Oct 20 2021
The Food Biz Episode 13 Recap: Whether the Weather is Fine with Kevin Marcus
On this week’s episode of The Food Biz, hosts Kristyn Tarpey and Ryan Nelson are joined by Kevin Marcus, President, and CEO of Marcus Weather. Marcus Weather specializes in the quantification of short, medium, and long-range weather on crop yield and energy demand.
The three discuss climate patterns in the Pacific Ocean, severe weather events, supply chain disruptions, and climate change.
Kevin kicks off the podcast by giving some background on his role in Marcus Weather and how he got started in the industry. Kevin explains that he’s been in the weather industry for over 40 years. As a child, he was fascinated with the weather and agriculture. He followed that passion into college, earning a Bachelor’s Degree in Meteorology from Penn State University with a minor in horticulture and later earning a Master’s Degree in Agronomy from the University of Maryland. He joined Earth Satellite Corporation (now Maxar) in 1980 and spent the first 20 years of his professional career with the commercial services group known as Cropcast. Kevin formed Marcus Weather services in 2001 exclusively for commodity hedge funds and food processors seeking an edge in trading and hedging.

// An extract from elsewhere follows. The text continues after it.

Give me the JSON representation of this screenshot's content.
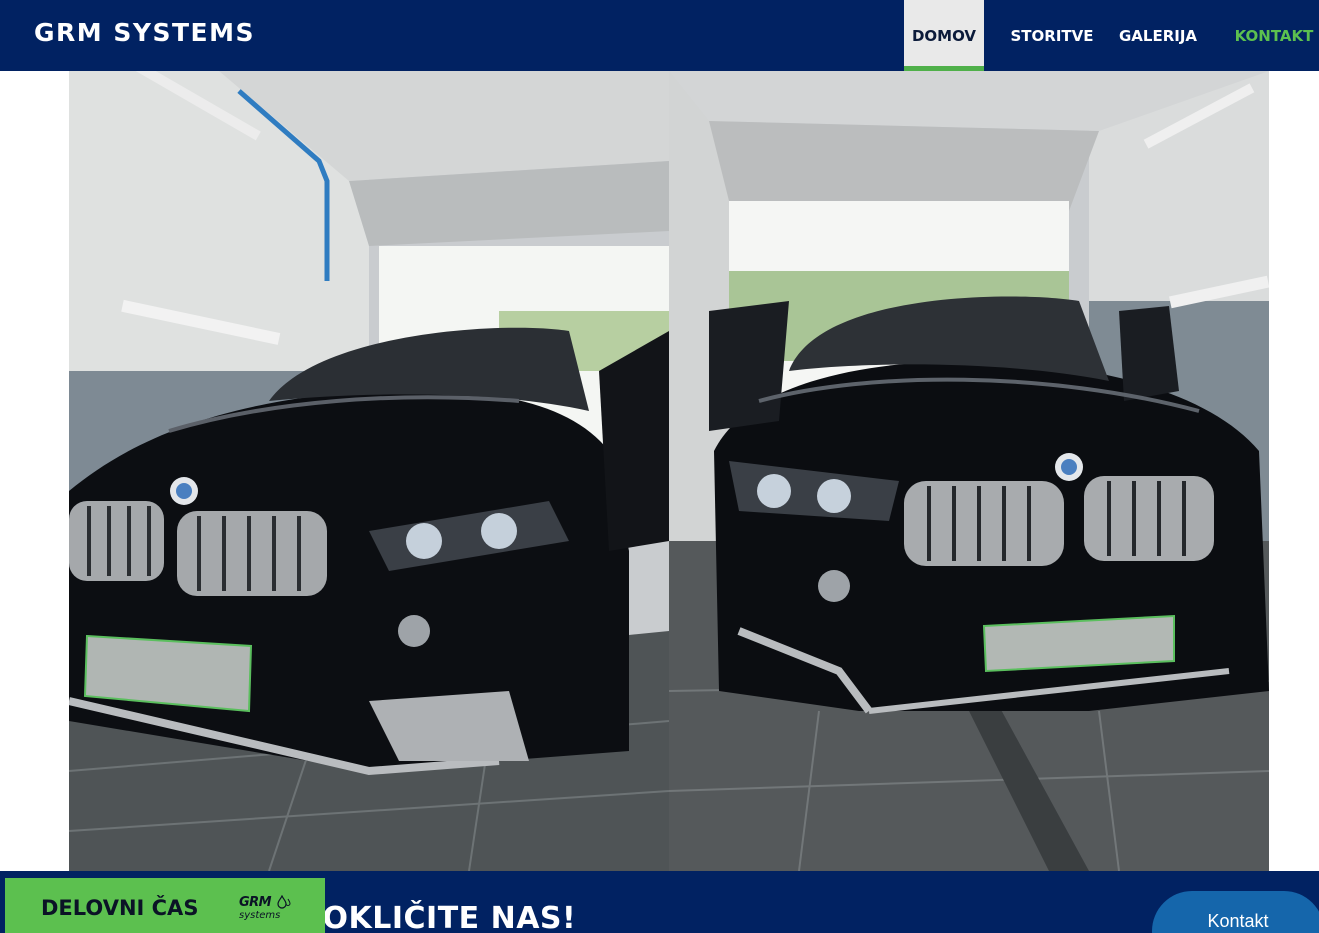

The three then jump into a discussion on El Niño, La Niña, and severe weather events. Kevin explains the differences between El Niño and La Niña. El Niño is the warm side of the tropical Pacific ocean, and La Niña refers to the cooling of the same area. We typically see better grain production in years of El Niño, because of the warm, moist conditions emanating off the south pacific. With El Niño we typically see a better distribution of rainfall and more moderate temperatures. With La Niña, we typically see more extreme conditions of warm and cold. We also see very sharp transition zones between wet and dry. For example, there could be a drought in North Dakota and flooding conditions in Illinois.
The conversation progresses into a discussion on Forest Fires. Kevin explains that the number of forest fires we saw this past summer was in the mid-range, however, due to poor forest management these fires are burning hotter and are smokier because there is so much kindling to keep the fires going.
The conversation transitions to a discussion on supply chain disruptions. Kristyn asks Kevin what he thinks the most significant impacts have been holistically from the weather events in the Golf. Kevin answers that luckily Hurricane Ida hit when we had the least amount of barge traffic in the Golf. However, there are reports that some of the fertilizer production had to be taken offline. This, combined with other issues, such as disruptions with shipping, is creating a major problem for fertilizer next year. As a result, Kevin said he is already seeing a decrease in how much corn may be planted next year. These disruptions also impact chemical controls, fungicides, and herbicides, which can lead to more problems with weeds and insects. So even under ideal weather conditions, Kevin said we may see lower yields next year.
Kristyn then asks Kevin how this growing season has been for corn and soybeans. Kevin says that the genetics of the crops this season is remarkable and they can produce quite well. However, we haven’t been seeing the improvement in corn yields that we have been seeing with soybeans. Looking ahead to 2022, Kevin says it does not look like we are going into an El Niño, therefore we are expecting normal to below normal rainfall for 2022. Kevin said that this suggests we are going to see lower yields.
Lastly, Kristyn asks Kevin about his thoughts on climate change. Kevin said he believes that the climate is always changing and the debate should instead be “what’s the driver?”. With climate change, you need to find out what is a natural cycle and what is man’s contribution. Kevin believes that 99% of climate change comes from natural cycles.
This episode covered a lot of ground, so make sure to listen to the entire episode on Spotify or in the Apple Podcasts App! While you’re there, don’t forget to subscribe. Also, feel free to reach out to us by email at firstname.lastname@example.org with any discussion topics, questions, comments, or overall feedback; Ryan and Kristyn would love to hear from you!